The Middle East

Photo: Karim Sahib, Getty Images Photo: Karim Sahib, Getty Images

Parts of the Middle East, including the United Arab Emirates, Qatar, Oman, and Iran all experienced record temperatures just days before the official start of winter. In the UAE, temperatures reached 39 degrees Celsius, an all-time high for November. Heat records in hot places feels very on-brand for 2021.

The Arctic Circle

This aerial picture taken on July 27, 2021, shows a burned forest at Gorny Ulus area west of Yakutsk, in the republic of Sakha, Siberia.  (Image: Dimitar Dilkoff, Getty Images) This aerial picture taken on July 27, 2021, shows a burned forest at Gorny Ulus area west of Yakutsk, in the republic of Sakha, Siberia. (Image: Dimitar Dilkoff, Getty Images)

But extreme heat also affected some of the coldest places on Earth.
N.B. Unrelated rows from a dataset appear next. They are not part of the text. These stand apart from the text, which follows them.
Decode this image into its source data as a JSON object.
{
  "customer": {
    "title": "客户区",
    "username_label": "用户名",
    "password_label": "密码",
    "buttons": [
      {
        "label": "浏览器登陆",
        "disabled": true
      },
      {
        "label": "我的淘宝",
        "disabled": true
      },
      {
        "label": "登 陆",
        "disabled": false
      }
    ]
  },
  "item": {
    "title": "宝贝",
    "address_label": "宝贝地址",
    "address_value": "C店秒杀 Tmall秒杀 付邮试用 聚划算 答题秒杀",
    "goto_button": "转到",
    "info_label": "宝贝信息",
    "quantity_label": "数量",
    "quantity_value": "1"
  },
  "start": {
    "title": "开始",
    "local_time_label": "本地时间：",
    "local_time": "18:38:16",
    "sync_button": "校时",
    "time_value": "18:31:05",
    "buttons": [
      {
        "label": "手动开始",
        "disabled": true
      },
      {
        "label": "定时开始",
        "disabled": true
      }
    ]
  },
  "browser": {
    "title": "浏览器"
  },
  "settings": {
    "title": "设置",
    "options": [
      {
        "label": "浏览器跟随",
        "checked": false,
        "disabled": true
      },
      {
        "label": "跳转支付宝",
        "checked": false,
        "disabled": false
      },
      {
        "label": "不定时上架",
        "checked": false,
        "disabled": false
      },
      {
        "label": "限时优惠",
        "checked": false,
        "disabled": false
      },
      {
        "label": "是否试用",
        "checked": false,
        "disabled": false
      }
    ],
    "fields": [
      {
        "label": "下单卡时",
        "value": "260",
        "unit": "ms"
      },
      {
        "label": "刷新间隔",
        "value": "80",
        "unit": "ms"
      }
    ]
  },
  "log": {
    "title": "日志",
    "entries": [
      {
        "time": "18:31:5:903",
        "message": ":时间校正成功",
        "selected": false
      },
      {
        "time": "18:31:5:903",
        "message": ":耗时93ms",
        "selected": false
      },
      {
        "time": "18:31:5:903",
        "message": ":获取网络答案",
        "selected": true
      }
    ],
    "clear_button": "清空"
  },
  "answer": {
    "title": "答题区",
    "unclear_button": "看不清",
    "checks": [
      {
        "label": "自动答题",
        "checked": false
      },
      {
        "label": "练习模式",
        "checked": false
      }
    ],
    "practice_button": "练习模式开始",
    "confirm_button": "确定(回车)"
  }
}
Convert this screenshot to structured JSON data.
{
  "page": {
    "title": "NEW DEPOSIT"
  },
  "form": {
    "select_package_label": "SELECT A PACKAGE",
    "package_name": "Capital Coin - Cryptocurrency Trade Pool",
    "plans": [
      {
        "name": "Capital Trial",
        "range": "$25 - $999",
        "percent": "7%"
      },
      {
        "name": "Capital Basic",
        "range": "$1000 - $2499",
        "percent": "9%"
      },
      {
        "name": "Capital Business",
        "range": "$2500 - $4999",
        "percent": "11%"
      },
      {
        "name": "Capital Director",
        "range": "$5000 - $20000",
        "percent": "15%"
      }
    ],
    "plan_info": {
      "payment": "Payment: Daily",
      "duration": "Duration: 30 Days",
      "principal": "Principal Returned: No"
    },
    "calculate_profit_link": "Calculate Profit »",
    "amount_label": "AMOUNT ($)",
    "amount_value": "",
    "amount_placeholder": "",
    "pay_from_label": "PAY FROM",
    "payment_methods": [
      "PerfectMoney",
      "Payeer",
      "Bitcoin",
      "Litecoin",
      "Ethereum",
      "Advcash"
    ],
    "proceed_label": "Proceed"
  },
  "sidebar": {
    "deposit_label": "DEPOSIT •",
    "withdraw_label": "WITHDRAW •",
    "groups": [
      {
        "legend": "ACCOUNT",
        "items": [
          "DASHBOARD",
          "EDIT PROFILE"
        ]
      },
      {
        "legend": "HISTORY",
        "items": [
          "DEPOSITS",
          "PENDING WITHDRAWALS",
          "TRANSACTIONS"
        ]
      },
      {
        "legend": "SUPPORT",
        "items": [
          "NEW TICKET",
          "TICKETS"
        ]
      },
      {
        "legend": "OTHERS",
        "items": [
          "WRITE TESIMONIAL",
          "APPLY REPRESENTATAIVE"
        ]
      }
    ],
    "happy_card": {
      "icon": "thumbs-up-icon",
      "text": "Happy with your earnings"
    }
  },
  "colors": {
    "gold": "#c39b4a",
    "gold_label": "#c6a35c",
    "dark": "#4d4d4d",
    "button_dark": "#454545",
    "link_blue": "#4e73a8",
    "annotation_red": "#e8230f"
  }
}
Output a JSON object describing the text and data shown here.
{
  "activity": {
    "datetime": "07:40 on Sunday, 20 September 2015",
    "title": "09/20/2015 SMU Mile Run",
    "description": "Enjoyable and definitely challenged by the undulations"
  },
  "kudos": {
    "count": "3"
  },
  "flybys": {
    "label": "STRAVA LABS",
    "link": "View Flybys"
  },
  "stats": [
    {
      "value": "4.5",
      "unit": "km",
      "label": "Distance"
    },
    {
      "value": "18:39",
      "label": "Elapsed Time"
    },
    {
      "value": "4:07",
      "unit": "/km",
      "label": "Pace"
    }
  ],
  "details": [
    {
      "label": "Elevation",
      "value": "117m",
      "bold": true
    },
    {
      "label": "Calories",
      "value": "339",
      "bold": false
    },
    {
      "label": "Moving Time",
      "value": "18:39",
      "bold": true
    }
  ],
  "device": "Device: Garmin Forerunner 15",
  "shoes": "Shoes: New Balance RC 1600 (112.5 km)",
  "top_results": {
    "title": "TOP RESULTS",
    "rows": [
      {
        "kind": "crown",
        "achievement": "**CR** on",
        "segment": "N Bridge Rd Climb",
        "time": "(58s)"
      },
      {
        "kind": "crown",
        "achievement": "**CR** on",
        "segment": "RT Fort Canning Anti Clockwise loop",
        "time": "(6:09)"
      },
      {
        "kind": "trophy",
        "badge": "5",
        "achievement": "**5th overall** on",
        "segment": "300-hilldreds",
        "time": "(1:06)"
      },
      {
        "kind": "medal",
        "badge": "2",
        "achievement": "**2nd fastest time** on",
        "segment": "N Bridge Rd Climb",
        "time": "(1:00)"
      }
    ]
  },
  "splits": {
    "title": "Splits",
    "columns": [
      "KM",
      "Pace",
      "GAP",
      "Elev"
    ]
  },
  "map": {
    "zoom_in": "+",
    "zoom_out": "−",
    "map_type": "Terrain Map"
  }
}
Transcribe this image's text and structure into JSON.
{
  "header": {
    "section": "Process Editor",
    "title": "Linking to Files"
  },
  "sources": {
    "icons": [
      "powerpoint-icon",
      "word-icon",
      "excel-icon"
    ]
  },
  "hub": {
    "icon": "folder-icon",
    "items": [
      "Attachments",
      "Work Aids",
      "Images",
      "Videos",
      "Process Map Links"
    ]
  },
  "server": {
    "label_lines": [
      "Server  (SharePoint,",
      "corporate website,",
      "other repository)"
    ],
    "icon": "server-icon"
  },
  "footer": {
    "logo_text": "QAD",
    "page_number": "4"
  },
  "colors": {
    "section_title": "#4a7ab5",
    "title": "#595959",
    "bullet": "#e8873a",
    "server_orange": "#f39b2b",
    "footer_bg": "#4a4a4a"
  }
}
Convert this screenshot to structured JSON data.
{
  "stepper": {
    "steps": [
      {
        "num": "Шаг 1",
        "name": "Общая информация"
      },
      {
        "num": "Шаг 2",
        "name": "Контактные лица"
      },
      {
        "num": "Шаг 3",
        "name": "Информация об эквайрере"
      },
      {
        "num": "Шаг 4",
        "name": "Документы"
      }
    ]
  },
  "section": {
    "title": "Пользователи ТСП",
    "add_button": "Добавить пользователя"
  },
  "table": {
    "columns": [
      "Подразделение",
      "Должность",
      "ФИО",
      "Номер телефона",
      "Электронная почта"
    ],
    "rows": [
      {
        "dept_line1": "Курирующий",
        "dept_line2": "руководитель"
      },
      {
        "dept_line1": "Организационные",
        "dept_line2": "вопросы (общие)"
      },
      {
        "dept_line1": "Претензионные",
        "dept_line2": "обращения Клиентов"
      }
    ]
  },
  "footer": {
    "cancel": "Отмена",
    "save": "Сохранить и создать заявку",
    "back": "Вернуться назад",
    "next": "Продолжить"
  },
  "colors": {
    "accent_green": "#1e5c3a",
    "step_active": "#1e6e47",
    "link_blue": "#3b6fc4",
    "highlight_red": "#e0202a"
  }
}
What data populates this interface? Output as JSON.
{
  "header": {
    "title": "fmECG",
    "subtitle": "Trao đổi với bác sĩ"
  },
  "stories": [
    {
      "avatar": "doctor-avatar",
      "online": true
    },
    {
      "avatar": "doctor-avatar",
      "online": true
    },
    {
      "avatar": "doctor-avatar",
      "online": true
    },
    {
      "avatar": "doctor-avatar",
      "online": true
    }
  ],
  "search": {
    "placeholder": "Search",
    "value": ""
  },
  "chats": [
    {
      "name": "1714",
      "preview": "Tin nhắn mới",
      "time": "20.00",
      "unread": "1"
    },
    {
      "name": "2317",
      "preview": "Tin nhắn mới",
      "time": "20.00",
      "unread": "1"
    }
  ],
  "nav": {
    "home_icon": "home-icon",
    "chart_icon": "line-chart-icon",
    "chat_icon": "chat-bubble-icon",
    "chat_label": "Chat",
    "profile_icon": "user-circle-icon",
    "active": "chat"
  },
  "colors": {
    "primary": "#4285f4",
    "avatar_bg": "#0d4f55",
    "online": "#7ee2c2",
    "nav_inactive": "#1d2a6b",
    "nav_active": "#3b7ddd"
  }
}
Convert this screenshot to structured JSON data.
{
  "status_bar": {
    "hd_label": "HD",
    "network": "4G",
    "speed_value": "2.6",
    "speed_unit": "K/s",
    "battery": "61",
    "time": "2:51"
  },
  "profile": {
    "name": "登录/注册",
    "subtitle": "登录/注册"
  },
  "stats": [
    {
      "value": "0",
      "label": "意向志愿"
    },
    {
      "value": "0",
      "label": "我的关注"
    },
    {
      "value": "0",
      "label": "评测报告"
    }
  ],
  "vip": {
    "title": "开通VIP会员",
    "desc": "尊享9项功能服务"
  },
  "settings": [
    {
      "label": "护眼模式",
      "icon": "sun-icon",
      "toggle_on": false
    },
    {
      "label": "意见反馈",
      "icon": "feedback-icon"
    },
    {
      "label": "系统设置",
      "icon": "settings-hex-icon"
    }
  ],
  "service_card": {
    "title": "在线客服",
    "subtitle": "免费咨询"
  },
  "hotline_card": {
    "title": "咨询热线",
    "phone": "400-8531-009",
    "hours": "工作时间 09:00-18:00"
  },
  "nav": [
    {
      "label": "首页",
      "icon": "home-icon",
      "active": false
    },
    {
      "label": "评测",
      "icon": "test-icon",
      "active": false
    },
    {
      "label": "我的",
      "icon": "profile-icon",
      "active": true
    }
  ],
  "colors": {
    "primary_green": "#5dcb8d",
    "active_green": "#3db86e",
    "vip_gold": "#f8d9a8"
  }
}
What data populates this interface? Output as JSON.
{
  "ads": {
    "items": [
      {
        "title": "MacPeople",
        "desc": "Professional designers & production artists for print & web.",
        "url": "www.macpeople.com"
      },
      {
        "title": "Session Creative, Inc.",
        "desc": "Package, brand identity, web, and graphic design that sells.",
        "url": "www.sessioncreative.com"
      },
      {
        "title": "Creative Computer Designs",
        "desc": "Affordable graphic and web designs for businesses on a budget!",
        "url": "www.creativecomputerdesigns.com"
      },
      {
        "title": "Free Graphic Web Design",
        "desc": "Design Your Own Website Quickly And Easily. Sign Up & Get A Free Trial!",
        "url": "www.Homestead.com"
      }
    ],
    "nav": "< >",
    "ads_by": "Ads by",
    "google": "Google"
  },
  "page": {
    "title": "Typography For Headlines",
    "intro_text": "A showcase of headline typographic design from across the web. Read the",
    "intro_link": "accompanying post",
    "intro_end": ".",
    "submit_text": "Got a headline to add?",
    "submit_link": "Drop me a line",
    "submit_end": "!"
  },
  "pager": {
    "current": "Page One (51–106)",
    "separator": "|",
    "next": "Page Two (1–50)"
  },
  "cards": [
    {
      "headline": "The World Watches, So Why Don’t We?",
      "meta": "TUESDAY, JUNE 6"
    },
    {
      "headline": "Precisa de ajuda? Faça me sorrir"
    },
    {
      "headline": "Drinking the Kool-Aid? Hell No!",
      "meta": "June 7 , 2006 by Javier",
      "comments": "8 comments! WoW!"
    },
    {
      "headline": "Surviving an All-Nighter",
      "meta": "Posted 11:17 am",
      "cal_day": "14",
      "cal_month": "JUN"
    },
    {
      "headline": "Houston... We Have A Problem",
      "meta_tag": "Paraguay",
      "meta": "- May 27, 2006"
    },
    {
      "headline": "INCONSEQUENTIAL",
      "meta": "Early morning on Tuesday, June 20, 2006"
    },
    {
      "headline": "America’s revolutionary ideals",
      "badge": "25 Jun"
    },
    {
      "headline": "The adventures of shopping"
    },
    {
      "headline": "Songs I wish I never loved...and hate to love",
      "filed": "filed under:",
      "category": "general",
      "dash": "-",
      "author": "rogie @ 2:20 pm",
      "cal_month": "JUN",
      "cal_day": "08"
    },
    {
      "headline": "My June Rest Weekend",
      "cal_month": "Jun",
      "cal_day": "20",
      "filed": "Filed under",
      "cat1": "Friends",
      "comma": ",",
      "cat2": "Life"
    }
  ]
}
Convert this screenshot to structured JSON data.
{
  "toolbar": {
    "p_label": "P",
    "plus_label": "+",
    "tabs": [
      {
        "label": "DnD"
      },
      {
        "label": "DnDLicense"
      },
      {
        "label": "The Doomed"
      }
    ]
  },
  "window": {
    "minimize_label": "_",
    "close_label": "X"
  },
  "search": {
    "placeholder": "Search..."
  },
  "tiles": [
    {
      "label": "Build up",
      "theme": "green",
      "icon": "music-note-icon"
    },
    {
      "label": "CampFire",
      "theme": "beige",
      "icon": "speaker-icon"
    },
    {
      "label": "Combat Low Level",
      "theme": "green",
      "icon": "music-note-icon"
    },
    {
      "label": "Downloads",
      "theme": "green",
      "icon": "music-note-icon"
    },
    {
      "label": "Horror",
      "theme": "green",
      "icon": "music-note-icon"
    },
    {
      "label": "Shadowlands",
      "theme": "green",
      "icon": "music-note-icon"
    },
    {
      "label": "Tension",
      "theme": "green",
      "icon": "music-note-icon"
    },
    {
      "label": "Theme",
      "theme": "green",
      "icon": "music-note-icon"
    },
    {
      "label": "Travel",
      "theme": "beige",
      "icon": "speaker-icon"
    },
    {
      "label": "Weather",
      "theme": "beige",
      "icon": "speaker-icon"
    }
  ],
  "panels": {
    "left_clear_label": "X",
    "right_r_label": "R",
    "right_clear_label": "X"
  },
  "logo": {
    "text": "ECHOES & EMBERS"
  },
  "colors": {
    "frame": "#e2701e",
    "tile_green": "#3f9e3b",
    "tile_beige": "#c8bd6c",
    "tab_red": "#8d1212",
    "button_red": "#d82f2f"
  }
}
On the top of that list has to be parts of Siberia in the Arctic Circle, which recorded ground temperatures topping 48 degrees Celsius in June. Ground temperatures are generally higher than air temperatures since heat dissipates more easily in the latter.

Intense ground heat poses a unique risk because of the damage it can do to frozen soil known as permafrost. Once it melts, it can release carbon dioxide and methane, potent greenhouse gases that can lock in more warming. Hot ground temperatures also helped sustain fires in the region from spring into fall, which released a record amount of carbon dioxide.

Pretty Much Every American

Photo: Michael Hanson, Getty Images Photo: Michael Hanson, Getty Images

If you lived in the U.S. in 2021, you were probably hot. (Interpret that how you will.) In the weather sense, there’s even data to prove it. Federal data analysed by The Washington Post found that 80% of U.S. residents lived in a county with at least one day of abnormally high temperatures in 2021. That statistic helps illustrate how the changes in climate aren’t limited to one outlier state or region. They’re everywhere.

Birria Tacos

Photo: The Washington Post, Getty Images Photo: The Washington Post, Getty Images

Despair-inducing climate events weren’t the only hot items of 2021. A true list of scorching hot 2021 items really wouldn’t be complete without shouting out birria de res, or simply birria tacos. They’ve been transformed from a humble Mexican staple to an international sensation over the past few years, but 2021 was really the year of birria.

In New York City, residents could hardly make it a full subway stop without passing what seemed like a new restaurant or food truck serving up the soupy treats. Eager eaters spent hours in line in 2021, waiting to get the goods from well-known birria trucks.

The sloppy sensation wasn’t just limited to New York either. Google’s own data shows birria tacos were the most-searched food item of 2021. It’s great that people got their fill of birria even if it doesn’t exactly bode well for the climate.